BENGALURU: As the country is celebrating its Republic Day, the occasion evokes nostalgia about the drafting of the Constitution, the most sacred book of the democracy. While Dr BR Ambedkar was the principal architect of the statute, a number of people from Karnataka played their own role in shaping it.
Perhaps, many people do not know the contributions of Benegal Narasing Rau from coastal Karnataka as the Constitutional Advisor to the Constituent Assembly.
He led the team of the Constituent Assembly Secretariat (CAS) which was the interim bureaucratic agency tasked with helping in drafting the Constitution. Ramachandra NR, an 80-year-old retired professor of history, says many of his students didn’t even know the role Rau played in the historic exercise. “Dr Ambedkar, the man behind the Constitution, himself praised Rau for his contributions. Our younger generations should know about this,” he feels.
Noted cardiologist and voracious reader from Mysuru, Dr C D Sreenivasa Murthy, says “the Drafting Committee under the chairmanship of Dr Ambedkar declared that the Draft Constitution was scrutinised thoroughly by Rau for making it one of the best in the world. Rau was not a member of the Constituent Assembly, but he was the most important expert who did the primary thinking and writing”.
Another man from Karnataka who was part of the Drafting Committee was Madhav Rao, the legal advisor to the Maharaja of Vadodara. He replaced B L Mitter who later made significant contributions to the integration of the princely states with India.
There were also a number of stories which people in Karnataka read and heard about with curiosity. “I was seven years old then. I used to read a Kannada newspaper delivered to my home. There would be news about the Constitution and how it was being framed and who were the important people behind it. There used to be so many stories about Ambedkar. I would be thrilled by them,” the 76-year-old Murthy says.

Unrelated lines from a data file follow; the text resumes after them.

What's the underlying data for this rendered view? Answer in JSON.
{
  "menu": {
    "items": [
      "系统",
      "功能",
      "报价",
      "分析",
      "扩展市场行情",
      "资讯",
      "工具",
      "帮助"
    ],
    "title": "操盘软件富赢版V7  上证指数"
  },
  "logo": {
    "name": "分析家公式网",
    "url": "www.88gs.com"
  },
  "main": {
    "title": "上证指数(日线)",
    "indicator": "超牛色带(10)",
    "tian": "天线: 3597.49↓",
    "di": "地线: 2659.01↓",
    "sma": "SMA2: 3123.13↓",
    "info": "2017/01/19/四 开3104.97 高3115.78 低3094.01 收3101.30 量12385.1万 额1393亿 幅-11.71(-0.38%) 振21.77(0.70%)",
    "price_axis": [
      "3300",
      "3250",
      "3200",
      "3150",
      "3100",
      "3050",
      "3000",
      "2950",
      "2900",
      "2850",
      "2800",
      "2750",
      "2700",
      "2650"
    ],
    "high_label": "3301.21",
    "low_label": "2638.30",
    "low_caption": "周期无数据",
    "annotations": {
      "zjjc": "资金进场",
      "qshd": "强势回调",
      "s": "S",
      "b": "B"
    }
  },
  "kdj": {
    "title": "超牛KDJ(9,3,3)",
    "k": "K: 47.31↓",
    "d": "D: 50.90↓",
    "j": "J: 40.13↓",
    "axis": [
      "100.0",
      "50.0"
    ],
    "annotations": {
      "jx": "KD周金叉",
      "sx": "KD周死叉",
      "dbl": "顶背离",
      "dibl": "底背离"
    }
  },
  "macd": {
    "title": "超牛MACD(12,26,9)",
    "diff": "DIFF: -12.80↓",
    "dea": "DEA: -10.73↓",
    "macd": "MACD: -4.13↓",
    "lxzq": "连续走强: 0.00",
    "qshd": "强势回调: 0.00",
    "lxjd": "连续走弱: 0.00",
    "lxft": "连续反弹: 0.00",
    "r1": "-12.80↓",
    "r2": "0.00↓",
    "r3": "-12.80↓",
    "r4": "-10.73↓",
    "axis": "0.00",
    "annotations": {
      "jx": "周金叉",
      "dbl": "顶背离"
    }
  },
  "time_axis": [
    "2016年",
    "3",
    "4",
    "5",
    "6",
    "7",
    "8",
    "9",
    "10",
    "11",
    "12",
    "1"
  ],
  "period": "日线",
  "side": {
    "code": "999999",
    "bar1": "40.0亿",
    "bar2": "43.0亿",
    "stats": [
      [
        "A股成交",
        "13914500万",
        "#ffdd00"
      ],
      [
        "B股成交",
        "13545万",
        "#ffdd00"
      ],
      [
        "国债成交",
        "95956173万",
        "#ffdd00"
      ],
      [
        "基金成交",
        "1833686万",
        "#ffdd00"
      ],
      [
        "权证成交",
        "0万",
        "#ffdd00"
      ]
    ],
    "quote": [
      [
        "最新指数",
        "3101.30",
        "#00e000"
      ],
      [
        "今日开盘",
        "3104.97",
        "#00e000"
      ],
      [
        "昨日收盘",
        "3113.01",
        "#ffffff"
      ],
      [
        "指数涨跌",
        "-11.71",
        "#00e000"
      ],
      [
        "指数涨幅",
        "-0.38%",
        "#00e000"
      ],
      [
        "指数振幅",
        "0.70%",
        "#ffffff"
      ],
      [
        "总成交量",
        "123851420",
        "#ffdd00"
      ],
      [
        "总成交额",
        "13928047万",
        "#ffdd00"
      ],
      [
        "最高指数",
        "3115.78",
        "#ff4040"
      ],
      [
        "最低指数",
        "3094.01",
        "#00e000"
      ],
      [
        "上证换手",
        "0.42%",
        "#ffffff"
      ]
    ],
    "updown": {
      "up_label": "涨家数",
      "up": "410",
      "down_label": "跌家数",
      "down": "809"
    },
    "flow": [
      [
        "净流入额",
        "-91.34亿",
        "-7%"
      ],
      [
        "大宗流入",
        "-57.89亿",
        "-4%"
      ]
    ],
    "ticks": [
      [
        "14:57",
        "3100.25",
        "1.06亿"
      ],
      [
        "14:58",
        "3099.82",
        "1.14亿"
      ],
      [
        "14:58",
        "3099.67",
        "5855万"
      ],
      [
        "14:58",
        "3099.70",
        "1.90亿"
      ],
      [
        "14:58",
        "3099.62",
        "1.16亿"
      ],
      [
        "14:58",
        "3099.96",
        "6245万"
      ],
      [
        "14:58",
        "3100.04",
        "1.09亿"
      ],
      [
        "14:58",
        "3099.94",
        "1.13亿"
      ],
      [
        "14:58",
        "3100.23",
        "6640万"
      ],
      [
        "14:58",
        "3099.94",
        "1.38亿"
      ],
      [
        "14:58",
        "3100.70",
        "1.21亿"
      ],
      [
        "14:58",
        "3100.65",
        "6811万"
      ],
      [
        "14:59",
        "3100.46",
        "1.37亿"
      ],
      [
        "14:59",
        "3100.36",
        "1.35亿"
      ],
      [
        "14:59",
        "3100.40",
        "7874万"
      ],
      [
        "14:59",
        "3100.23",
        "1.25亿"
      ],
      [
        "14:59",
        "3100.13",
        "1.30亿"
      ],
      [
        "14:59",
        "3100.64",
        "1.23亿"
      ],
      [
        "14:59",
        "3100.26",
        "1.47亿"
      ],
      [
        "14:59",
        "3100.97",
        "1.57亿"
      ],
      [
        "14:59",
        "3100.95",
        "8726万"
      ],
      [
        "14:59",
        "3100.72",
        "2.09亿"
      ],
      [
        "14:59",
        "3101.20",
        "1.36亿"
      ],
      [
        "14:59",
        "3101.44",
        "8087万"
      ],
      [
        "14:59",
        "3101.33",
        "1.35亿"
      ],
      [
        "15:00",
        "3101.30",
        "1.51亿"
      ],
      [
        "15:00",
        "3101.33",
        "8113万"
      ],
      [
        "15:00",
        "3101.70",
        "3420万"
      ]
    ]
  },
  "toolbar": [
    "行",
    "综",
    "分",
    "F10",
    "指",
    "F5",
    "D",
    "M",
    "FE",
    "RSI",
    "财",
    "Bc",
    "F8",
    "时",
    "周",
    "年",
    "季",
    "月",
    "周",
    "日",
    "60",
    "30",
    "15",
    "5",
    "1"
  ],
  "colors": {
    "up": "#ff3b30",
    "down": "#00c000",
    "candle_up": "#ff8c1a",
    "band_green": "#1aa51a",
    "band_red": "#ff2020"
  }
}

According to Ramachandra, there were a lot of buzz about the framing of Constitution. Theories about several drafts of the statute were also heard, he recalls.“It was a moment of curiosity. Though I was young then, I heard about the developments from my father who would ensure that I knew every bit of what was going on in our country”, he says.
B N Rau
Rau was born on February 26, 1887 at Karkala in the then South Canara district. He completed his education in Madras and Cambridge. Rau secured the 16th rank in the tough civil service examination in 1909. He was posted in his home province of Madras. He refused to serve there and reportedly wrote a letter to the Commissioner, “Sir, in this regard to the province to which I have been assigned, I beg to inform you that I have friends or relatives in almost every part of the Madras Presidency and also that my father possesses lands in the province. Under these circumstances, it might be difficult for me to perform my duties unhampered... Should it be possible,
I request that I may be assigned to Burma.” Following this extraordinary request, Rau was transferred to Bengal. He was interested in legislative and constitutional matters, which led to his appointment as the Legal Remembrancer and Secretary to the Government of Assam. He became a much sought after constitutional expert. With the establishment of the Constituent Assembly in 1946, he was a natural choice to be appointed as its Constitutional Advisor. Later, his family shifted from Karkala and moved abroad. He represented India in the United Nations and finally served as a judge in the International Court of Justice at The Hague. He passed away on November 30, 1953 in Zurich, Switzerland.
Kengal Hanumanthaiah was one among the first Constituent Assembly members. Born on February 10, 1908 in Bengaluru, he obtained his BA from Mysore Maharaja College and studied law at Poona Law College. He joined the Bar and practised law briefly. In 1934, he became the president of the Hindi Prachar Sabha, an organisation aimed at promoting Hindi literacy in non-Hindi speaking regions. He was a member of the Constituent Assembly representing the Mysore province on a Congress party ticket. He became a member of the Committee for the Drafting of a Model Constitution. In the Constituent Assembly, he made interventions on the issue of federalism and advocated for a greater autonomy for states.